Stupak was a lightning rod in the debate over abortion provisions contained in the health care feud. Abortion language in the House bill was deemed the Stupak amendment because it provided clear rules that federal funding could not be used by insurance companies to pay for abortions. 

But the bill that became law adopted language found in the Senate bill and President Obama signed an executive order to accompany it stating administration policy is to not use public funds for abortion coverage.

In the final analysis, the left accused Stupak of attempting to make abortion access more difficult while the right said he caved at the last minute by agreeing to weaker Senate provisions. 

House Speaker Nancy Pelosi, D-Calif., praised Stupak's service and said nowhere did Americans "witness his tenacity and steadfast commitment more than in the successful effort to provide quality, affordable health care to all Americans."

"Throughout the battle for reform -- from his crucial role on the House Energy and Commerce Committee to his leadership on the floor of the House -- Bart Stupak was a forceful advocate for providing health care to all Americans," she said in a written statement.

Obama called Stupak on Wednesday to talk him out of retiring, Fox News learned. 

As much as Stupak claimed he was a good candidate for re-election, he may be among the first casualties of the law, which has not gained traction among Americans who roundly disapproved of it throughout debate, in part because of its massive price tag.  

The Tea Party Express, a group who opposed the federal spending, has been calling for Stupak's defeat at rallies in his sprawling northern Michigan district this week. It has also issued several television and radio ads in his district.

On Friday, the Tea Party Express credited its influence for "defeating" Stupak. 

"The surprising announcement that Congressman Bart Stupak is abandoning his campaign for reelection shows the power of the tea party movement," the group's political director, Bryan Shroyer, said in a statement.

"Stupak was no longer able to hide his betrayal of conservative principles because the tea party movement was determined to educate the voters in the district," he said.

Republican doctor Dan Benishek has announced he would challenge Stupak in the election. Now, Democratic leaders may look to Charlevoix County Commissioner Connie Saltonstall to take Stupak's place as the Democratic nominee. 

Before the announcement, some Democratic officials suggested they feared Stupak would announce his resignation rather than a retirement plan, setting up another special election this year. 

A special election for the U.S. Senate held by thoroughly blue Massachusetts went to Republican Scott Brown in January while Democrats are also working on mid-season races to save seats formerly held by resigning Reps. Robert Wexler, Neil Abercrombie and Eric Massa and the late Rep. John Murtha.

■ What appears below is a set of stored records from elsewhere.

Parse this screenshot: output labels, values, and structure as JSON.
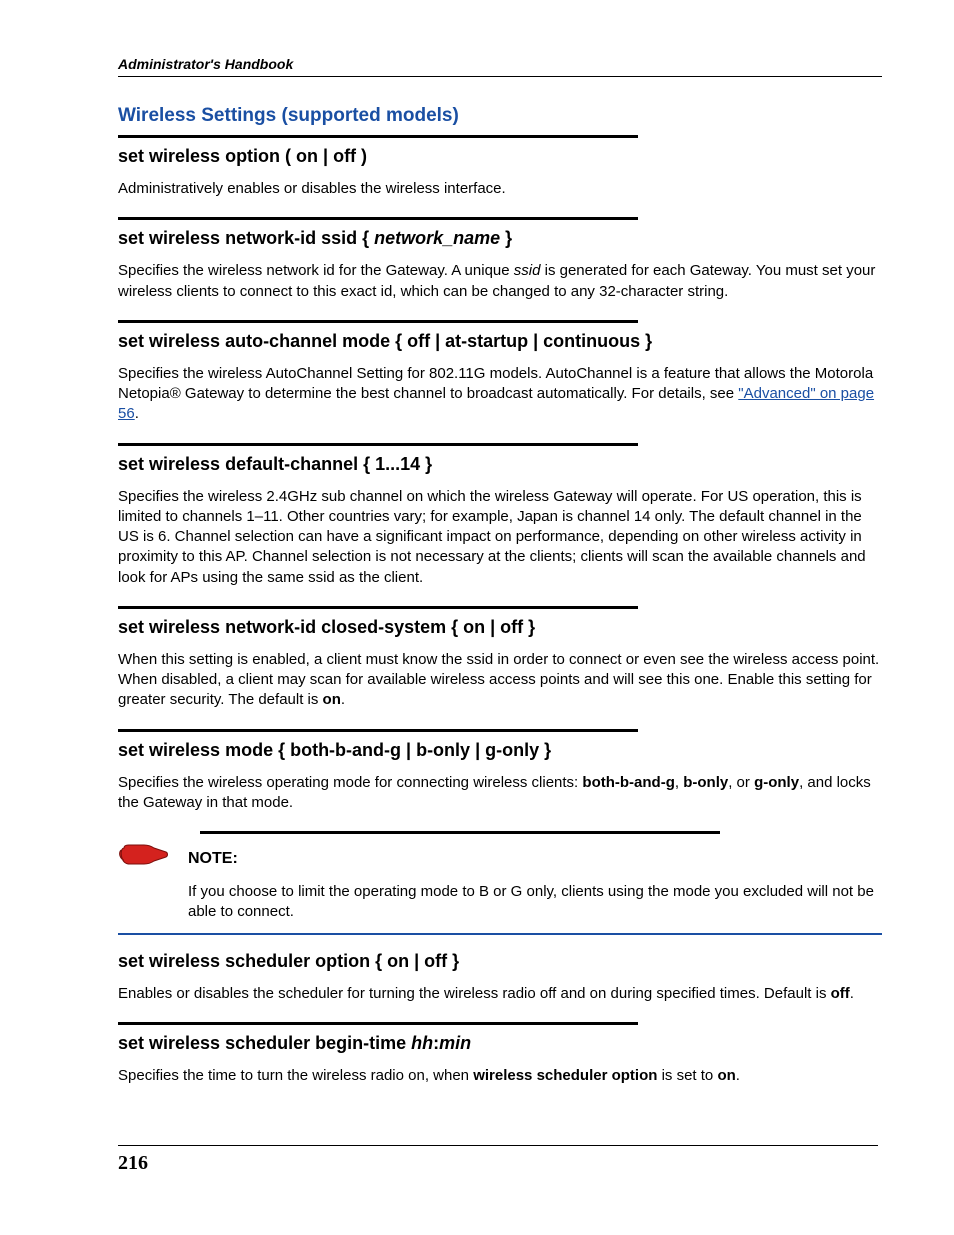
{
  "running_header": "Administrator's Handbook",
  "section_title": "Wireless Settings (supported models)",
  "page_number": "216",
  "link_advanced": "\"Advanced\" on page 56",
  "note_label": "NOTE:",
  "note_text": "If you choose to limit the operating mode to B or G only, clients using the mode you excluded will not be able to connect.",
  "cmd1": {
    "head": "set wireless option ( on | off )",
    "body": "Administratively enables or disables the wireless interface."
  },
  "cmd2": {
    "head_pre": "set wireless network-id ssid { ",
    "head_em": "network_name",
    "head_post": " }",
    "body_pre": "Specifies the wireless network id for the Gateway. A unique ",
    "body_em": "ssid",
    "body_post": " is generated for each Gateway. You must set your wireless clients to connect to this exact id, which can be changed to any 32-character string."
  },
  "cmd3": {
    "head": "set wireless auto-channel mode { off | at-startup | continuous }",
    "body_pre": "Specifies the wireless AutoChannel Setting for 802.11G models. AutoChannel is a feature that allows the Motorola Netopia® Gateway to determine the best channel to broadcast automatically. For details, see "
  },
  "cmd4": {
    "head": "set wireless default-channel { 1...14 }",
    "body": "Specifies the wireless 2.4GHz sub channel on which the wireless Gateway will operate. For US operation, this is limited to channels 1–11. Other countries vary; for example, Japan is channel 14 only. The default channel in the US is 6. Channel selection can have a significant impact on performance, depending on other wireless activity in proximity to this AP. Channel selection is not necessary at the clients; clients will scan the available channels and look for APs using the same ssid as the client."
  },
  "cmd5": {
    "head": "set wireless network-id closed-system { on | off }",
    "body_pre": "When this setting is enabled, a client must know the ssid in order to connect or even see the wireless access point. When disabled, a client may scan for available wireless access points and will see this one. Enable this setting for greater security. The default is ",
    "body_bold": "on",
    "body_post": "."
  },
  "cmd6": {
    "head": "set wireless mode { both-b-and-g | b-only | g-only }",
    "body_pre": "Specifies the wireless operating mode for connecting wireless clients: ",
    "b1": "both-b-and-g",
    "s1": ", ",
    "b2": "b-only",
    "s2": ", or ",
    "b3": "g-only",
    "body_post": ", and locks the Gateway in that mode."
  },
  "cmd7": {
    "head": "set wireless scheduler option { on | off }",
    "body_pre": "Enables or disables the scheduler for turning the wireless radio off and on during specified times. Default is ",
    "body_bold": "off",
    "body_post": "."
  },
  "cmd8": {
    "head_pre": "set wireless scheduler begin-time ",
    "head_em1": "hh",
    "head_mid": ":",
    "head_em2": "min",
    "body_pre": "Specifies the time to turn the wireless radio on, when ",
    "body_bold1": "wireless scheduler option",
    "body_mid": " is set to ",
    "body_bold2": "on",
    "body_post": "."
  }
}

The nonpartisan Cook Political Report has now moved Stupak's seat from "Solid Democratic" to "Toss Up."

The National Republican Campaign Committee issued a statement saying that Stupak decided to drop out "after selling his soul to Nancy Pelosi" and more lawmakers are likely to pay the price of passing the health insurance overhaul. 

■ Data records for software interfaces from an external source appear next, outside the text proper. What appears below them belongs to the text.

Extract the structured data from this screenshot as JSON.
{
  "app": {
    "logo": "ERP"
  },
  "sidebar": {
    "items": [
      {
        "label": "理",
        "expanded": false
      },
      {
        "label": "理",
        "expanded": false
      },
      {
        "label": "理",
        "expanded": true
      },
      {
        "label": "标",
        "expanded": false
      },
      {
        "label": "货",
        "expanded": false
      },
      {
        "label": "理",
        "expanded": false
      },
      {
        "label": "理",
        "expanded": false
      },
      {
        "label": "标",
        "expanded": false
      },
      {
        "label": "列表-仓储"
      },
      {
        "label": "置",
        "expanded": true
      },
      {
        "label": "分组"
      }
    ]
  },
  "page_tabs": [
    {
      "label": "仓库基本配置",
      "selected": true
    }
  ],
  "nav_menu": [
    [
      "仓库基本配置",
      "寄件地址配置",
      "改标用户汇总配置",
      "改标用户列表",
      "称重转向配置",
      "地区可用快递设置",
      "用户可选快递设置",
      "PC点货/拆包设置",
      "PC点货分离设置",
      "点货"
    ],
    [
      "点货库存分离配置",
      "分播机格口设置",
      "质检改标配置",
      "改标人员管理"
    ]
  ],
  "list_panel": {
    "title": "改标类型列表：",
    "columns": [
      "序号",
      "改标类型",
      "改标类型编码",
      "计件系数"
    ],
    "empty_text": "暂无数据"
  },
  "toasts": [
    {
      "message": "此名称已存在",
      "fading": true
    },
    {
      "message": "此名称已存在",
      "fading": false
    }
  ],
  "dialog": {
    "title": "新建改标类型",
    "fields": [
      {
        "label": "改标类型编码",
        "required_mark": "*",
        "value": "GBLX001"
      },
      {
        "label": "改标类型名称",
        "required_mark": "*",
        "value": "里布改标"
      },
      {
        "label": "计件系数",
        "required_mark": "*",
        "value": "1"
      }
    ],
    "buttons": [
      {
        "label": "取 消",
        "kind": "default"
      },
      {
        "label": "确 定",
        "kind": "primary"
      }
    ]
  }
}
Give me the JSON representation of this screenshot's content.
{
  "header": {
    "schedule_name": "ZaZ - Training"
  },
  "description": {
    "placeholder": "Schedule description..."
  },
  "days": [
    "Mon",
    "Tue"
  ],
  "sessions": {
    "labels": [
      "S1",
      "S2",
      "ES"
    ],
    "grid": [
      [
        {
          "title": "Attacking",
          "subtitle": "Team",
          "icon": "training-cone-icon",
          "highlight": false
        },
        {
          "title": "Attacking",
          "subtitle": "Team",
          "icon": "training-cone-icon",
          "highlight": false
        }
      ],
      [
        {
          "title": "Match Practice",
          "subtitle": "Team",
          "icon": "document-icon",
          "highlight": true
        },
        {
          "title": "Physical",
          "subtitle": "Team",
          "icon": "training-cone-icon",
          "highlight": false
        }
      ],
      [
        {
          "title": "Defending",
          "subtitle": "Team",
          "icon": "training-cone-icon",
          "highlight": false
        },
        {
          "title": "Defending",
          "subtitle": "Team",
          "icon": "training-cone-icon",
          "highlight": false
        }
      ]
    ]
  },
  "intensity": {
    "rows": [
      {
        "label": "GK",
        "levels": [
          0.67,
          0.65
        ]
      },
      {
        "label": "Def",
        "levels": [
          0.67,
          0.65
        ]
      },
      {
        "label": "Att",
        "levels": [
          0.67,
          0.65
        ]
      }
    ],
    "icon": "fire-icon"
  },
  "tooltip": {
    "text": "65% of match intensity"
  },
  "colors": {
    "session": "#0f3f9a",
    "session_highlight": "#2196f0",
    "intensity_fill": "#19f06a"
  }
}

"The political fallout over the Democrats' government takeover of health care has put the political careers of many Democrats in jeopardy thanks in-part to Stupak's decision to abandon his alleged pro-life principles. Unfortunately for Pelosi, she was unable to strong-arm Stupak one last time as she becomes increasingly aware of the fact that her hold on the speaker's gavel is loosening by the day," NRCC spokesman Ken Spain said in a statement. 

Late last month, Stupak told the Catholic News Agency that had it not been for his fight for restrictions, "the speaker could have passed this bill without us, and then you would have a bill laden with federal government funding for abortion, especially federally funded health centers."

He added that pro-life groups who objected to his decision to support the bill weren't interested in preventing abortion as much as preventing the bill from passing.

"National Right to Life ... I think they were more interested in defeating the health care bill, no matter what it costs," he told CNA in an interview published March 26.

Fox News' Chad Pergram and Dominique Pastre and The Associated Press contributed to this report.